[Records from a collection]

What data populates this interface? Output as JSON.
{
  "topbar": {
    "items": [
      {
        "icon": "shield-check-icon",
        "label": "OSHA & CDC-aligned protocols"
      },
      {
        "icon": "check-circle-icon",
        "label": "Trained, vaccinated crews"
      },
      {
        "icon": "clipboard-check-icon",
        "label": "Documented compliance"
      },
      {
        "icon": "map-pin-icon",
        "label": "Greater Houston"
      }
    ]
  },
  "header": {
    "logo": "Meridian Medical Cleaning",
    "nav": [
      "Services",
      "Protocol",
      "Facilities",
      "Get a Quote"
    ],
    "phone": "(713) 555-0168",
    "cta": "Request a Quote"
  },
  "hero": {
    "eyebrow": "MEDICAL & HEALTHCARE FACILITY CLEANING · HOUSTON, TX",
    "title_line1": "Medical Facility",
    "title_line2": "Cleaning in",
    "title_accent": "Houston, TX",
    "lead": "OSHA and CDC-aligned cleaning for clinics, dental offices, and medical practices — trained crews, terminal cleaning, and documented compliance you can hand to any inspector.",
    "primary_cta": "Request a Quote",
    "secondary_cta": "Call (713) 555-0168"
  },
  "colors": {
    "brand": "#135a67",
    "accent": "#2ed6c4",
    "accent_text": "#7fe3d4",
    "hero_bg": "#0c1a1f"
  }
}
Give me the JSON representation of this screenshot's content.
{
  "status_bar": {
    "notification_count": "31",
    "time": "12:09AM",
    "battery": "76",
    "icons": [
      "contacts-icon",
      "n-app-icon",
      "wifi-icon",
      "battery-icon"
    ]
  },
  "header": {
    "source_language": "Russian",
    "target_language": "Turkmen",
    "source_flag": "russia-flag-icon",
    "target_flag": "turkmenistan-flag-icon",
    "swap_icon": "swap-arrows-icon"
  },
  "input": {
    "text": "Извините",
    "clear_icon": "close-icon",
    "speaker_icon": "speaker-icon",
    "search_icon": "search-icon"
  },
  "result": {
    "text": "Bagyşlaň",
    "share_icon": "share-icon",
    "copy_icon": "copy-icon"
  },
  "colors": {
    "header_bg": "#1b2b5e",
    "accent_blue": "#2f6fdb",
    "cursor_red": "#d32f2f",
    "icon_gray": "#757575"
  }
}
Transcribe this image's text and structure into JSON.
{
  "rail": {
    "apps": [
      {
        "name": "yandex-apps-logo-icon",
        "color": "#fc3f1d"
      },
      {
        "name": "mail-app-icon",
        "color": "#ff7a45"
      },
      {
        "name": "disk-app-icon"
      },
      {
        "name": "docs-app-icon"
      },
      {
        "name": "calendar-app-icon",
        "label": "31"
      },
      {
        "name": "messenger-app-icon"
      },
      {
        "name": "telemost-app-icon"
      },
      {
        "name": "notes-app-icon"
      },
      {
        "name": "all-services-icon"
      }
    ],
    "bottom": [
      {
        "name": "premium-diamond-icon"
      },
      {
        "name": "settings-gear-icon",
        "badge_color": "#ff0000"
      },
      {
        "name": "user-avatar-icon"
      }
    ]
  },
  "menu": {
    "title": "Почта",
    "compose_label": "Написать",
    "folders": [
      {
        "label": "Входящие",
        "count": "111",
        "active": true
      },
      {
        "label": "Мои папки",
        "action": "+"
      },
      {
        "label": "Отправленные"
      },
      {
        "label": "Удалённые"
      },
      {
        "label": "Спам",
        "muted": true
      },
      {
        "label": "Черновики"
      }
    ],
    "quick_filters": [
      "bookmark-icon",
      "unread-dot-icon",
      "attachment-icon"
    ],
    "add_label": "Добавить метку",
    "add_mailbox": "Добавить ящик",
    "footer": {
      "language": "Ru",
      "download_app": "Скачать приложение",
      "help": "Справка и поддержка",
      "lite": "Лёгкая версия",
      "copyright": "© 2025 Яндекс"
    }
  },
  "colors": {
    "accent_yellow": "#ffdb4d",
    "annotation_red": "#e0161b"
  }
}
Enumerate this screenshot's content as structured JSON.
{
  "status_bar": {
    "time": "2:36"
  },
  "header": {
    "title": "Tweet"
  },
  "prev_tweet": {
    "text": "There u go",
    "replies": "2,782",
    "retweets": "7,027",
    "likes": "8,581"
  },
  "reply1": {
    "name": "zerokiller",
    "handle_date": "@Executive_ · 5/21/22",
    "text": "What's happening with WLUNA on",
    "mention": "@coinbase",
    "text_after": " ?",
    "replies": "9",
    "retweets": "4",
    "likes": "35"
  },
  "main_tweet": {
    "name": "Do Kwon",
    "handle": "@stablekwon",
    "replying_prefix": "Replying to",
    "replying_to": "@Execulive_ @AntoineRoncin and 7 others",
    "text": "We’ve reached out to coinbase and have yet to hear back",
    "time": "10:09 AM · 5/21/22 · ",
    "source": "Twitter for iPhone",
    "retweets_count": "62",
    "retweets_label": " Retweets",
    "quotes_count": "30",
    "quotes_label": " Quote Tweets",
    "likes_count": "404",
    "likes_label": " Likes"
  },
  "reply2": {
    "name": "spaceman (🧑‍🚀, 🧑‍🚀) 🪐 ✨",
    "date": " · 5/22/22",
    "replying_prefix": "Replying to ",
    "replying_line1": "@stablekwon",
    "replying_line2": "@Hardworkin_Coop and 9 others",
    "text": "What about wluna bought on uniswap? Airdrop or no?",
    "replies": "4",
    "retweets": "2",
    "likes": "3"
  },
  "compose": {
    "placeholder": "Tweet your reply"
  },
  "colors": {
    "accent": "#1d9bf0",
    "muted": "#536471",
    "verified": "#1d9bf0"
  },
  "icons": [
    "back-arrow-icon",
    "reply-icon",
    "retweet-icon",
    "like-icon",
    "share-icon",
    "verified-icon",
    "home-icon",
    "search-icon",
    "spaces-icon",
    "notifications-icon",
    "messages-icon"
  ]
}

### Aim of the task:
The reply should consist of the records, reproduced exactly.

### Result below:
What data populates this interface? Output as JSON.
{
  "topbar": {
    "items": [
      {
        "icon": "shield-check-icon",
        "label": "OSHA & CDC-aligned protocols"
      },
      {
        "icon": "check-circle-icon",
        "label": "Trained, vaccinated crews"
      },
      {
        "icon": "clipboard-check-icon",
        "label": "Documented compliance"
      },
      {
        "icon": "map-pin-icon",
        "label": "Greater Houston"
      }
    ]
  },
  "header": {
    "logo": "Meridian Medical Cleaning",
    "nav": [
      "Services",
      "Protocol",
      "Facilities",
      "Get a Quote"
    ],
    "phone": "(713) 555-0168",
    "cta": "Request a Quote"
  },
  "hero": {
    "eyebrow": "MEDICAL & HEALTHCARE FACILITY CLEANING · HOUSTON, TX",
    "title_line1": "Medical Facility",
    "title_line2": "Cleaning in",
    "title_accent": "Houston, TX",
    "lead": "OSHA and CDC-aligned cleaning for clinics, dental offices, and medical practices — trained crews, terminal cleaning, and documented compliance you can hand to any inspector.",
    "primary_cta": "Request a Quote",
    "secondary_cta": "Call (713) 555-0168"
  },
  "colors": {
    "brand": "#135a67",
    "accent": "#2ed6c4",
    "accent_text": "#7fe3d4",
    "hero_bg": "#0c1a1f"
  }
}
Give me the JSON representation of this screenshot's content.
{
  "status_bar": {
    "notification_count": "31",
    "time": "12:09AM",
    "battery": "76",
    "icons": [
      "contacts-icon",
      "n-app-icon",
      "wifi-icon",
      "battery-icon"
    ]
  },
  "header": {
    "source_language": "Russian",
    "target_language": "Turkmen",
    "source_flag": "russia-flag-icon",
    "target_flag": "turkmenistan-flag-icon",
    "swap_icon": "swap-arrows-icon"
  },
  "input": {
    "text": "Извините",
    "clear_icon": "close-icon",
    "speaker_icon": "speaker-icon",
    "search_icon": "search-icon"
  },
  "result": {
    "text": "Bagyşlaň",
    "share_icon": "share-icon",
    "copy_icon": "copy-icon"
  },
  "colors": {
    "header_bg": "#1b2b5e",
    "accent_blue": "#2f6fdb",
    "cursor_red": "#d32f2f",
    "icon_gray": "#757575"
  }
}
Transcribe this image's text and structure into JSON.
{
  "rail": {
    "apps": [
      {
        "name": "yandex-apps-logo-icon",
        "color": "#fc3f1d"
      },
      {
        "name": "mail-app-icon",
        "color": "#ff7a45"
      },
      {
        "name": "disk-app-icon"
      },
      {
        "name": "docs-app-icon"
      },
      {
        "name": "calendar-app-icon",
        "label": "31"
      },
      {
        "name": "messenger-app-icon"
      },
      {
        "name": "telemost-app-icon"
      },
      {
        "name": "notes-app-icon"
      },
      {
        "name": "all-services-icon"
      }
    ],
    "bottom": [
      {
        "name": "premium-diamond-icon"
      },
      {
        "name": "settings-gear-icon",
        "badge_color": "#ff0000"
      },
      {
        "name": "user-avatar-icon"
      }
    ]
  },
  "menu": {
    "title": "Почта",
    "compose_label": "Написать",
    "folders": [
      {
        "label": "Входящие",
        "count": "111",
        "active": true
      },
      {
        "label": "Мои папки",
        "action": "+"
      },
      {
        "label": "Отправленные"
      },
      {
        "label": "Удалённые"
      },
      {
        "label": "Спам",
        "muted": true
      },
      {
        "label": "Черновики"
      }
    ],
    "quick_filters": [
      "bookmark-icon",
      "unread-dot-icon",
      "attachment-icon"
    ],
    "add_label": "Добавить метку",
    "add_mailbox": "Добавить ящик",
    "footer": {
      "language": "Ru",
      "download_app": "Скачать приложение",
      "help": "Справка и поддержка",
      "lite": "Лёгкая версия",
      "copyright": "© 2025 Яндекс"
    }
  },
  "colors": {
    "accent_yellow": "#ffdb4d",
    "annotation_red": "#e0161b"
  }
}
Enumerate this screenshot's content as structured JSON.
{
  "status_bar": {
    "time": "2:36"
  },
  "header": {
    "title": "Tweet"
  },
  "prev_tweet": {
    "text": "There u go",
    "replies": "2,782",
    "retweets": "7,027",
    "likes": "8,581"
  },
  "reply1": {
    "name": "zerokiller",
    "handle_date": "@Executive_ · 5/21/22",
    "text": "What's happening with WLUNA on",
    "mention": "@coinbase",
    "text_after": " ?",
    "replies": "9",
    "retweets": "4",
    "likes": "35"
  },
  "main_tweet": {
    "name": "Do Kwon",
    "handle": "@stablekwon",
    "replying_prefix": "Replying to",
    "replying_to": "@Execulive_ @AntoineRoncin and 7 others",
    "text": "We’ve reached out to coinbase and have yet to hear back",
    "time": "10:09 AM · 5/21/22 · ",
    "source": "Twitter for iPhone",
    "retweets_count": "62",
    "retweets_label": " Retweets",
    "quotes_count": "30",
    "quotes_label": " Quote Tweets",
    "likes_count": "404",
    "likes_label": " Likes"
  },
  "reply2": {
    "name": "spaceman (🧑‍🚀, 🧑‍🚀) 🪐 ✨",
    "date": " · 5/22/22",
    "replying_prefix": "Replying to ",
    "replying_line1": "@stablekwon",
    "replying_line2": "@Hardworkin_Coop and 9 others",
    "text": "What about wluna bought on uniswap? Airdrop or no?",
    "replies": "4",
    "retweets": "2",
    "likes": "3"
  },
  "compose": {
    "placeholder": "Tweet your reply"
  },
  "colors": {
    "accent": "#1d9bf0",
    "muted": "#536471",
    "verified": "#1d9bf0"
  },
  "icons": [
    "back-arrow-icon",
    "reply-icon",
    "retweet-icon",
    "like-icon",
    "share-icon",
    "verified-icon",
    "home-icon",
    "search-icon",
    "spaces-icon",
    "notifications-icon",
    "messages-icon"
  ]
}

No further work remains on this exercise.